Superficially, I paint because I like to express. I came to painting after many years of dabbling in graphics, sculpture, pencil drawing and photography. Today I work exclusively in oil. I choose to paint portraits because I believe portraiture better achieves my objectives.
Intellectually, my motives for my expressive pursuit and my reasons for my choice of subject matter are more complex. If I could articulate my reasons for my choice of subject matter, eloquently and precisely, (assuming though not accepting even the possibility that it can be done at all) I should have chosen to be a writer and not a painter.
Never the less, I do believe it contrary to instinct to dismiss our feelings and emotions as mere irrational mutterings. I would even suggest that the more we are in touch with our emotions and feelings the more we will understand the universality of our nature . Is it possible that through that understanding our capacity to realise our potential for goodness and kindness increases ? Not an entirely original concept and obviously I hold no exclusivity in the endeavour of proving such a goal. Not only that but at very best I could only play a minor role in the pursuit of that endeavour. Even so, I do firmly believe that my work at least tries to assist in the achievement of this objective.
My portraits are images of people in penetrating close-up. Capturing not so much individualism but in the end the generalities of types: images of sadness, of privation, togetherness, separateness, of perplexity, of happiness. They are not so much uplifting as enquiring and of examination; almost forcing the viewer to contemplate our similarities and universal qualities: to walk away from them deep in thought.
Many people have attested to the provocative nature of my work. I have found at the many exhibitions I have participated in that those who “see” my images appreciate them almost passionately. It therefore seems wholly appropriate that I should try to reach a wider audience. Appreciation is one pillar of my motivation but the feeling I have of “ yet so much more to do” is enigmatically more compelling.
So often it appears that the real victims of conflicts are the ordinary people.
"Victims" won the coveted Prix Conseil Général at the Salon d'Automne in the world heritage city of Albi in the Tarn department of SW France - 2008
The image features a devastating , penetrating and piercing eye contact
This work is an oil on canvas - 100cms x 80cms
This image has been used several times in the French press - picked for publicity purposes around various exhibitions - it is evidently popular and known here as
" Mere et Fils Affilge " .
The work is an oil on canvas 73cms x 92cms
I posted this image to the Saatchi site where it was described by a critic as the

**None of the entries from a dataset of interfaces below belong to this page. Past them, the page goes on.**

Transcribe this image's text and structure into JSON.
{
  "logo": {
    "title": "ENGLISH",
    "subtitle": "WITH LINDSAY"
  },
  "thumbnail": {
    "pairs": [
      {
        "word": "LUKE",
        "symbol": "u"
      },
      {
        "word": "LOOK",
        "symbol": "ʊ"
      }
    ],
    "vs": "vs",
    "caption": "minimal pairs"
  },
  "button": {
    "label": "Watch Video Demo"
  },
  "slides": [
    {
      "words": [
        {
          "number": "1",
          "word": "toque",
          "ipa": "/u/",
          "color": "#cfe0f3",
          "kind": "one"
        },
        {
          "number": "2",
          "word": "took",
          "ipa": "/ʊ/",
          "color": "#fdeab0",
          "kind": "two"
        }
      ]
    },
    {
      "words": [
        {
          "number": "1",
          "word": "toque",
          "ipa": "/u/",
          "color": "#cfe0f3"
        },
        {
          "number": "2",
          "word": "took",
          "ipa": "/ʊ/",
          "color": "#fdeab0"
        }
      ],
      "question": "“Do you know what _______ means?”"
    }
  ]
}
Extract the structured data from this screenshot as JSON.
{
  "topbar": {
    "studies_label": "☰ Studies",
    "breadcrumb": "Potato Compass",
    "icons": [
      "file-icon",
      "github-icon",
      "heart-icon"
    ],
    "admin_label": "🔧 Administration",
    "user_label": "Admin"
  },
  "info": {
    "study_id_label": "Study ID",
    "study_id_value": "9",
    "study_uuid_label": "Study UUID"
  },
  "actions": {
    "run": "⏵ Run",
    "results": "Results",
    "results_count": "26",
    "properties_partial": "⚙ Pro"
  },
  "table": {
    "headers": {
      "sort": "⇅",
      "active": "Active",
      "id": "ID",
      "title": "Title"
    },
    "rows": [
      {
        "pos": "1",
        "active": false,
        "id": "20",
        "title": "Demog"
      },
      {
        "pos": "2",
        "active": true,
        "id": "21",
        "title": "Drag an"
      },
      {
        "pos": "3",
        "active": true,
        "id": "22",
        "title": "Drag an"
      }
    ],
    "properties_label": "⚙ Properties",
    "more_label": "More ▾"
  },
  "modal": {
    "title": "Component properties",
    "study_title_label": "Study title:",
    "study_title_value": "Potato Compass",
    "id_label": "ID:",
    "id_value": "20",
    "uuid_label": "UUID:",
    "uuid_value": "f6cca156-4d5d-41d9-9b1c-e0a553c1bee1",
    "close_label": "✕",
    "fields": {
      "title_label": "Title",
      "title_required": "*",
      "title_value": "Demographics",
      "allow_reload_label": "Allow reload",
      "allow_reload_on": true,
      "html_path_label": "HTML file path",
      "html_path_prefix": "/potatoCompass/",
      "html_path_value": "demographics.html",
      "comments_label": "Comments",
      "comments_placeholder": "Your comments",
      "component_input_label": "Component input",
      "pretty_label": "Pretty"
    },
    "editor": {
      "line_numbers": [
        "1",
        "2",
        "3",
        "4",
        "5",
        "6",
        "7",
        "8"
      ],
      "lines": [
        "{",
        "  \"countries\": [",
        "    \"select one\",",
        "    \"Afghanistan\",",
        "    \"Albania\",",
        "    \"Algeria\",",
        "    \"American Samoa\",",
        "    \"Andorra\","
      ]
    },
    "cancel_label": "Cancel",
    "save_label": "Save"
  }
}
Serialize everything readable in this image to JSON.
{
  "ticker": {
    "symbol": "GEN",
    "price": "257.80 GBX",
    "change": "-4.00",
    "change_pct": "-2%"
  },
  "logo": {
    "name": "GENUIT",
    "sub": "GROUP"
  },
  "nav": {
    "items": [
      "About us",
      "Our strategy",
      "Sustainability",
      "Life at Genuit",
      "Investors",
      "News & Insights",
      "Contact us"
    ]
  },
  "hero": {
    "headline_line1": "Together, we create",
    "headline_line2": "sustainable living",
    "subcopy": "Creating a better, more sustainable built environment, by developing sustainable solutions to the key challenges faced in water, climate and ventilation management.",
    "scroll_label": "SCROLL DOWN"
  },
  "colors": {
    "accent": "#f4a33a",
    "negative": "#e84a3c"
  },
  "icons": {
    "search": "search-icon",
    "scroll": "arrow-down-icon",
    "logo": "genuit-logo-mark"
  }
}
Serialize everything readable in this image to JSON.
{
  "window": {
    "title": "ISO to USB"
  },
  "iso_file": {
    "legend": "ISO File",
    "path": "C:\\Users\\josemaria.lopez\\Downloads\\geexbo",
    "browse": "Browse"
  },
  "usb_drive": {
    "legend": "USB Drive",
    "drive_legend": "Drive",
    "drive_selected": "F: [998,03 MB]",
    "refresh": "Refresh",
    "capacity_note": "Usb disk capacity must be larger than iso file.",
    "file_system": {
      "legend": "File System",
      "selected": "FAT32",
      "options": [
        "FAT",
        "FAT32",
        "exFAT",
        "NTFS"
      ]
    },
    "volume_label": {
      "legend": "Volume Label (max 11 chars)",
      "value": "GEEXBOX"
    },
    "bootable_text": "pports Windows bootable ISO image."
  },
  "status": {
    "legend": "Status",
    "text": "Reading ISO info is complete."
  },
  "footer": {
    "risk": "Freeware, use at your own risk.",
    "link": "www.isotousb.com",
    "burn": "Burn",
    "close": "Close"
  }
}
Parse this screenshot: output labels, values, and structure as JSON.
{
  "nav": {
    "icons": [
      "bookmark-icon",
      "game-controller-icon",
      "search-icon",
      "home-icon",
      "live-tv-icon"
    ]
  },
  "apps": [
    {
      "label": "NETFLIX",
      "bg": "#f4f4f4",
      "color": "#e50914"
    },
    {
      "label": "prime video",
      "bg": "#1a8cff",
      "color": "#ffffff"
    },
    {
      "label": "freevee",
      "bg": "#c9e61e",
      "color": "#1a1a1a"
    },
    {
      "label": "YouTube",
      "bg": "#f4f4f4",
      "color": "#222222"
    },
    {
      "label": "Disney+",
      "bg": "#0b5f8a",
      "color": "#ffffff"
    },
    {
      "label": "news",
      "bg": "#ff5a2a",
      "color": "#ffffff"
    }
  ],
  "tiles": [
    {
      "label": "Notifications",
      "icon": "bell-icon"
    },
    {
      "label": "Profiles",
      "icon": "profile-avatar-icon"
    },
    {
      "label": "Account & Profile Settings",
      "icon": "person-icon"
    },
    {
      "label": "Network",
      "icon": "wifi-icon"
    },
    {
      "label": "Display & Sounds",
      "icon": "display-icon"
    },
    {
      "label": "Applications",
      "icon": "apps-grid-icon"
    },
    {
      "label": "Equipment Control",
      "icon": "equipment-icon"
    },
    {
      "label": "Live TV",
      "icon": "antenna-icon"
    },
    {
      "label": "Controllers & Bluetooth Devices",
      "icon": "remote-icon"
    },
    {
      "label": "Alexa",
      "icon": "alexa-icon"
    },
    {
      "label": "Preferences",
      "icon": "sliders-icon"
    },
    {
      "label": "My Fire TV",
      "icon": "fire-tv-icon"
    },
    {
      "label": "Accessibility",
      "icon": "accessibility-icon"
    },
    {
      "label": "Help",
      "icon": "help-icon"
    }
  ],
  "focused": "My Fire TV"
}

" the exquisite deux seurs "
This work is an oil on canvas 100cms x 80cms
This is the heat of it - the dryness - the loneliness - the very thick of it.
This image is oil on wood 90cms x 110cms
It is hard to underestimate the influence of the Punk movement - sociologically it fulfilled an Hegelian dialectic which phased into a new and perhaps even more mind-numbing thesis - discuss?
This work is an oil on canvas 73cms x 100cms
This image attempts to capture what it is to be without knowledge
This is a work in oil on canvas 65cms x 81cms
This is the maestro relaxing on the beach
Oil on wood 81cms x 100cms